**Your task**: From the records that follow, copy every line that contains the word "User".

**Study material**:

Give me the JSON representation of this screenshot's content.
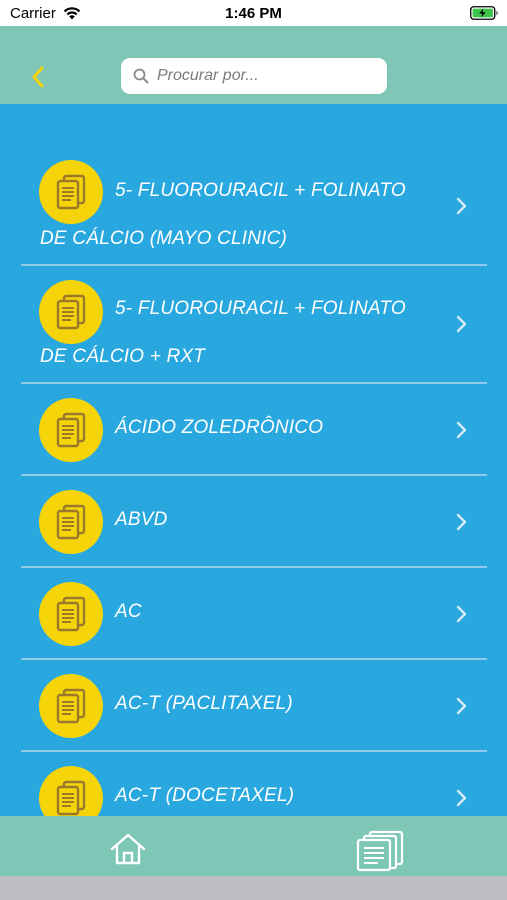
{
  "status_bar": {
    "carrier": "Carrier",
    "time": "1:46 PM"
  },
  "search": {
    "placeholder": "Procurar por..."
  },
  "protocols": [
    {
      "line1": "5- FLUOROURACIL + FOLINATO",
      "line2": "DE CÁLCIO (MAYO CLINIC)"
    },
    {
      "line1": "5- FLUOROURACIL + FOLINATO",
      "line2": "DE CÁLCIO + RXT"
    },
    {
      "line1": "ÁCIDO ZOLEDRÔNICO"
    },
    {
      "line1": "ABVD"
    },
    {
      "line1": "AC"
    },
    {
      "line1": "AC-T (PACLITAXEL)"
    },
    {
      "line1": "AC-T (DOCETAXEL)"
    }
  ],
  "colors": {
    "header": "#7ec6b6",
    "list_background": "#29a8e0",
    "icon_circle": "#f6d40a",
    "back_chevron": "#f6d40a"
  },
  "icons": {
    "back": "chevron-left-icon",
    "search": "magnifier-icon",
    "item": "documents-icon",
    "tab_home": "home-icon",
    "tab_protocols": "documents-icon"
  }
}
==
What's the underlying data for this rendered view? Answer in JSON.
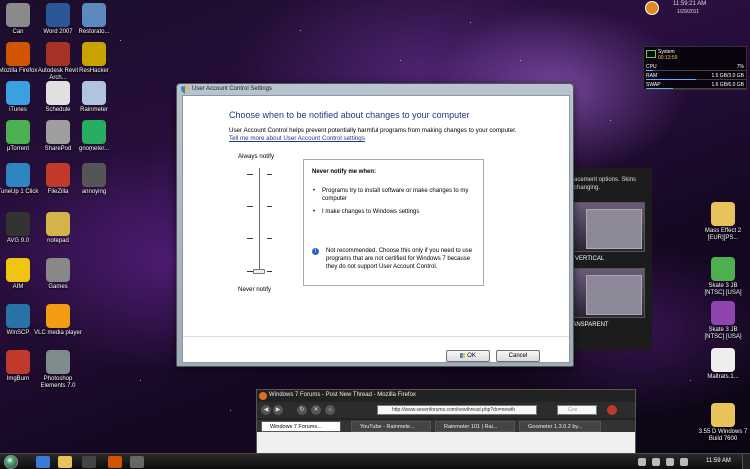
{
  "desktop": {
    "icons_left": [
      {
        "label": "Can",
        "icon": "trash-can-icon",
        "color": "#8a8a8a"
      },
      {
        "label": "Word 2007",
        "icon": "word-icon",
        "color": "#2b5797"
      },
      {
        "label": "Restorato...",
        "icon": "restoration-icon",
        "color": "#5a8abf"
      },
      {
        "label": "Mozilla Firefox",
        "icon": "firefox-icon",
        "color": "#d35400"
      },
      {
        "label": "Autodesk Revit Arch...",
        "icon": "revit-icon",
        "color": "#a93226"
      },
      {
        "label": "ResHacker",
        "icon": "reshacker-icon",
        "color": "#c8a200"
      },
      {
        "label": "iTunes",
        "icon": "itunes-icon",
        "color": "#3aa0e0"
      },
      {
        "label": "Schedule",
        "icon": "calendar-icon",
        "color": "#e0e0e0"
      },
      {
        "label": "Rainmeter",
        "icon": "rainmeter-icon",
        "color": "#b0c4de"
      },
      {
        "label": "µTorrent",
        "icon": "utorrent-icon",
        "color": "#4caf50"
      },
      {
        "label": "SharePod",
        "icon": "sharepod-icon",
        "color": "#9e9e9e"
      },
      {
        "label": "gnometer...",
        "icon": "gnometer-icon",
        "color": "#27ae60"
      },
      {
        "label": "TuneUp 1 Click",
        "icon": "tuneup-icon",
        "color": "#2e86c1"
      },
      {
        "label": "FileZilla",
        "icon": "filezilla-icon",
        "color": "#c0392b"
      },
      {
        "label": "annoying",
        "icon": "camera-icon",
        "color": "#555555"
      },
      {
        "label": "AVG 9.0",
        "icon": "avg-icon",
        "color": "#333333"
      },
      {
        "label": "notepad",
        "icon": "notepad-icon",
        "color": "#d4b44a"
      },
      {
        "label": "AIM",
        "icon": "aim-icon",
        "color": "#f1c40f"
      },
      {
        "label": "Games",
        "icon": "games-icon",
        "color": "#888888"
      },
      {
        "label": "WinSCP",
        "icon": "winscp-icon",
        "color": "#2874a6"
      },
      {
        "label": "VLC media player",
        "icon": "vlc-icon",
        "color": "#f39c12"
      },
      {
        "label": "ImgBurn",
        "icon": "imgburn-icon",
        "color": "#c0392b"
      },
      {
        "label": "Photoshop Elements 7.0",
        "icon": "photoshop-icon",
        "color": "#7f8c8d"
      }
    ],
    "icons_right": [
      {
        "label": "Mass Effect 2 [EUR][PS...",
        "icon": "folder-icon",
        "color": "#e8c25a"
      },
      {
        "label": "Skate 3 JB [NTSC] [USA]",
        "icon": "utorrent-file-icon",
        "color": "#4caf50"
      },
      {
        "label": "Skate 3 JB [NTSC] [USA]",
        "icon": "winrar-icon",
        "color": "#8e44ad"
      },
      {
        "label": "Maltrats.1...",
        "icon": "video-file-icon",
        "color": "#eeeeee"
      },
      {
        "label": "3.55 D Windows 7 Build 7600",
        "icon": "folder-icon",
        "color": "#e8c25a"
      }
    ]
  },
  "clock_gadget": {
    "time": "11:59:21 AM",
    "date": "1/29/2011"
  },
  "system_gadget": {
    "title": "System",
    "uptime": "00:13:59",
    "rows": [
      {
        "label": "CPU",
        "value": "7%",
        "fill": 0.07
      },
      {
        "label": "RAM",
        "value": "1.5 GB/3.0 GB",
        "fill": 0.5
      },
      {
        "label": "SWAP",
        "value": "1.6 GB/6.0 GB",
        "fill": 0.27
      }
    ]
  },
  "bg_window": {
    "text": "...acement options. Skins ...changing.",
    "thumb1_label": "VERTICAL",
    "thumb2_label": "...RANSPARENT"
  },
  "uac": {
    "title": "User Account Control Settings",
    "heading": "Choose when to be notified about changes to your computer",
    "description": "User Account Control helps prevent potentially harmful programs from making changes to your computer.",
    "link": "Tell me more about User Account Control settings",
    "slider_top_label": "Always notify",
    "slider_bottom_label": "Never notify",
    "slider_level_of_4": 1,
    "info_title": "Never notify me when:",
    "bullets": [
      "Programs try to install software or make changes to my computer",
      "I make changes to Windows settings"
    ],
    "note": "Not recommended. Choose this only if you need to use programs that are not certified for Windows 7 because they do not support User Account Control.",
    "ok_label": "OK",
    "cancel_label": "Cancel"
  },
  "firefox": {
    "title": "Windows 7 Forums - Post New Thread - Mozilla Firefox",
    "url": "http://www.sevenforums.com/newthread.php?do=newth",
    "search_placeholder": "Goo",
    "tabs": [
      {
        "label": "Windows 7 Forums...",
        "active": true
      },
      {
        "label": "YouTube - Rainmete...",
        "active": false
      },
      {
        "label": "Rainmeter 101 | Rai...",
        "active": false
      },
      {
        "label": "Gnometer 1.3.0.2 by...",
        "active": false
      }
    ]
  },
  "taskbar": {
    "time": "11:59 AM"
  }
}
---
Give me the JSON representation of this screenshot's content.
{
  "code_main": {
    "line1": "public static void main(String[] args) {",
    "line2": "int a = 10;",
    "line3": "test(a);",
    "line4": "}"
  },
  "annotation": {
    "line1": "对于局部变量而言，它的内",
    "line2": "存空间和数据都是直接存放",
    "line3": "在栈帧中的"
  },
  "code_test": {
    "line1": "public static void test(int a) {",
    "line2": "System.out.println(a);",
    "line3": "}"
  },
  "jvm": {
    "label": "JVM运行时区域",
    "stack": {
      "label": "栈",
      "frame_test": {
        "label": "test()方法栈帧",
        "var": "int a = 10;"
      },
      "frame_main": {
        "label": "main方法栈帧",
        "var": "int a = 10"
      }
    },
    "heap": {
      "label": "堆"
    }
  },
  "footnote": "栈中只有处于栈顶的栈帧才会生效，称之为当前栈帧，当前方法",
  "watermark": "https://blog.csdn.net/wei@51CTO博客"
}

**Your solution**:
    "title": "User Account Control Settings",
    "description": "User Account Control helps prevent potentially harmful programs from making changes to your computer.",
    "link": "Tell me more about User Account Control settings",
    "note": "Not recommended. Choose this only if you need to use programs that are not certified for Windows 7 because they do not support User Account Control.",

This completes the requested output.